Researching aquatic ecosystems to understand impacts of climate change
Our research aims to understand the impacts of climate change and to support the urgent need to adapt to it’s effects in already-stressed aquatic ecosystems. Climate change will fundamentally alter the water cycle through direct changes to the timing, duration and magnitude of rainfall events, increasing temperatures and sea level rise. We seek to understand how these changes will differ across aquatic ecosystems, with scale and how it will impact the species present. We examine the multiple dimensions of climate change impacts on aquatic ecosystems.
We provide mitigation strategies to counter climate change impacts
Climate change mitigation focuses on ecological services that some species and environments can provide in locking up carbon and mitigating the effects of climate change. We focus on an emerging research area of blue carbon and mangrove forests in the coastal zone for mitigation climate change.
We examine the multiple dimensions of climate change impacts on aquatic ecosystems
Research on climate change impacts combines climate, ecophysiology and ecological information to examine the likely consequences of climate change for vulnerable species, habitats and processes. Our research transcends freshwater, estuarine and marine environments to examine these impacts, including how to understand changes in species distributions and counter extinction risks from climate change.

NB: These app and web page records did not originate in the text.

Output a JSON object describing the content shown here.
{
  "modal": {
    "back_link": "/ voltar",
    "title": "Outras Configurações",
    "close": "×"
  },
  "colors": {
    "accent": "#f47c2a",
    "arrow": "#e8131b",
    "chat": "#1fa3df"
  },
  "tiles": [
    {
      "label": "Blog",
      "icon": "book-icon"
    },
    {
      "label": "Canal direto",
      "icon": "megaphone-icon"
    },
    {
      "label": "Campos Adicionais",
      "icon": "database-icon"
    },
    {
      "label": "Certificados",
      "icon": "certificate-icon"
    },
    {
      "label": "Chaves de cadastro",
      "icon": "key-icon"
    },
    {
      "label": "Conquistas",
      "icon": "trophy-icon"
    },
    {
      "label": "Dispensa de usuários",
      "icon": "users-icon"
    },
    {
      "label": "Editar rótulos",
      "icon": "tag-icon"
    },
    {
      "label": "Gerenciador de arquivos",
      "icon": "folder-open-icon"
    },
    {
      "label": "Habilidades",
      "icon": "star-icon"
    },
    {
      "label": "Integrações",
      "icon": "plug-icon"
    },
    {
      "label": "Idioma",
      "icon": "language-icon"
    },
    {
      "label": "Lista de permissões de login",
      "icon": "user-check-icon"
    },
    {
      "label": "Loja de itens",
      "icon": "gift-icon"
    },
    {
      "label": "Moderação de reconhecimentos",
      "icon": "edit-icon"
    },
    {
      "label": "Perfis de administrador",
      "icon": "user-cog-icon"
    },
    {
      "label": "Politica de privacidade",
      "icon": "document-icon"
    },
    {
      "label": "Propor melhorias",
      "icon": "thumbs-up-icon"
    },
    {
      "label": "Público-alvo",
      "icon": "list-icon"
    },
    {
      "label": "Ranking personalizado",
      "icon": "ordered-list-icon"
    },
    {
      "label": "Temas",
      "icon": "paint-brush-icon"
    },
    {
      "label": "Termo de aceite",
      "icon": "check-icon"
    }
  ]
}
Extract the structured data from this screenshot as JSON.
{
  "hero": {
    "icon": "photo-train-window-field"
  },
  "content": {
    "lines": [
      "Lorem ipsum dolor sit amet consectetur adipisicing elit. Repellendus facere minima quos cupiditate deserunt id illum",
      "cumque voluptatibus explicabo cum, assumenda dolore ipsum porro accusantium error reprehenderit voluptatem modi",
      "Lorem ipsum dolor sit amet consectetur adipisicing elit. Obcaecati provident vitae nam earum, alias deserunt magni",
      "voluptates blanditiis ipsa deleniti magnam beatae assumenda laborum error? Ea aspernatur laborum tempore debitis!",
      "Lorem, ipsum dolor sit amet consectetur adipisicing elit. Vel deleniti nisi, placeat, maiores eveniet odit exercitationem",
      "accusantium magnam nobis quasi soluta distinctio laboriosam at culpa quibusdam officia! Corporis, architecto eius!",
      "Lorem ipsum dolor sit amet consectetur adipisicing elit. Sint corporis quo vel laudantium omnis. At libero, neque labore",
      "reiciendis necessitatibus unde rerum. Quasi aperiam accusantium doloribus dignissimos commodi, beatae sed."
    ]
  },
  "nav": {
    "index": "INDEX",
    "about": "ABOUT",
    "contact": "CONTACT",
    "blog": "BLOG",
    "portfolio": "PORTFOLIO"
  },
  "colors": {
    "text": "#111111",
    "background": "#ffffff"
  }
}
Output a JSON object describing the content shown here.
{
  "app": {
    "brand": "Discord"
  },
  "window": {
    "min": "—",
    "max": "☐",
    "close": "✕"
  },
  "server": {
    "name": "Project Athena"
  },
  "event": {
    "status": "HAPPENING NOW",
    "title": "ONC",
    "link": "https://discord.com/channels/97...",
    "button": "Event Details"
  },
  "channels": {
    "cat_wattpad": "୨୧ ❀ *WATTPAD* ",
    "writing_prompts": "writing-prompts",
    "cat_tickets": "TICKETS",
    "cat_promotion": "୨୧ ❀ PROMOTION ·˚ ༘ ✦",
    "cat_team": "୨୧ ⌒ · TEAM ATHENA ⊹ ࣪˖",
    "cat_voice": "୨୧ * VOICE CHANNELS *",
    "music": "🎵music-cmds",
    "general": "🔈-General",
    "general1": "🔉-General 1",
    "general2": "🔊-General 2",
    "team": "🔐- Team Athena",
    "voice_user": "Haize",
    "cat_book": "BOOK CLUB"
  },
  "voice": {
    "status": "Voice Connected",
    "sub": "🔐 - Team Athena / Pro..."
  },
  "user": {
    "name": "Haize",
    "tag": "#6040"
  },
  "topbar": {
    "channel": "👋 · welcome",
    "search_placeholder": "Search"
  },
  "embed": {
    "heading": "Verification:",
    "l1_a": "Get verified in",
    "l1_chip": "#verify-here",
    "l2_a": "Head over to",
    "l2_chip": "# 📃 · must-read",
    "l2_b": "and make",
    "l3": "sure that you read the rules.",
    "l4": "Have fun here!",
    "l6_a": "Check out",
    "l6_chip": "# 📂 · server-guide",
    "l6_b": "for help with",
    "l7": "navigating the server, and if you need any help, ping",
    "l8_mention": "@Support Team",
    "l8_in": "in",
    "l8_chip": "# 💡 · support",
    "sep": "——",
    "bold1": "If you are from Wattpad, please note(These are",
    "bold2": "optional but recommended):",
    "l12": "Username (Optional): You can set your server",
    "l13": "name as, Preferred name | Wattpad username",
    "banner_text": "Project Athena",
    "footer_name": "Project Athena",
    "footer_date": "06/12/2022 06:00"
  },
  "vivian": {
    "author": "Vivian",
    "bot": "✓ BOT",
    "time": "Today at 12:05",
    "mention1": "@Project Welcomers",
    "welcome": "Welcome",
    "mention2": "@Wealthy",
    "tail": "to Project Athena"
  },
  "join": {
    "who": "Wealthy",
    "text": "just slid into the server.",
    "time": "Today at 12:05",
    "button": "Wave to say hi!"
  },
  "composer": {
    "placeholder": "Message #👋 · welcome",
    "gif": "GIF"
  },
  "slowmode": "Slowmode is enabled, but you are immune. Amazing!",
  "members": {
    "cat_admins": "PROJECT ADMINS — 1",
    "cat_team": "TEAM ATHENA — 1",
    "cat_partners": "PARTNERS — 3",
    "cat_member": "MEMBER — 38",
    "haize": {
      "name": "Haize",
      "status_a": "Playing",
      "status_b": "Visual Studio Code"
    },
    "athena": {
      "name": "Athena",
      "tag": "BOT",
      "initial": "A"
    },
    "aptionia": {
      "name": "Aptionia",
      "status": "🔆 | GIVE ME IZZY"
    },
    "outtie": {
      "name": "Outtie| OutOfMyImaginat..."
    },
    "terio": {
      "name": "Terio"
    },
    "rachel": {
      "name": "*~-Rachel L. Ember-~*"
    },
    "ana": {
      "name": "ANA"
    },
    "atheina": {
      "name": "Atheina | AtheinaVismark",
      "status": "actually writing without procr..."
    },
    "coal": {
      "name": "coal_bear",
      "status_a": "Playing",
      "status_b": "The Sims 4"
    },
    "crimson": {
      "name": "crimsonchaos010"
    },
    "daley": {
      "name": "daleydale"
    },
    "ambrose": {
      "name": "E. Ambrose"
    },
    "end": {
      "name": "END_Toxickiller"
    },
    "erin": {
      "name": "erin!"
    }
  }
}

We provide information on climate change adaptation strategies
Adaptation is a complex, multidisciplinary undertaking, which requires synthesis of knowledge across ecology, hydrology, climate, physiology, economics and social science disciplines to determine the best course of action, or response to climate threats. We develop methods to build resilience in catchments and coasts to counter climate change impacts.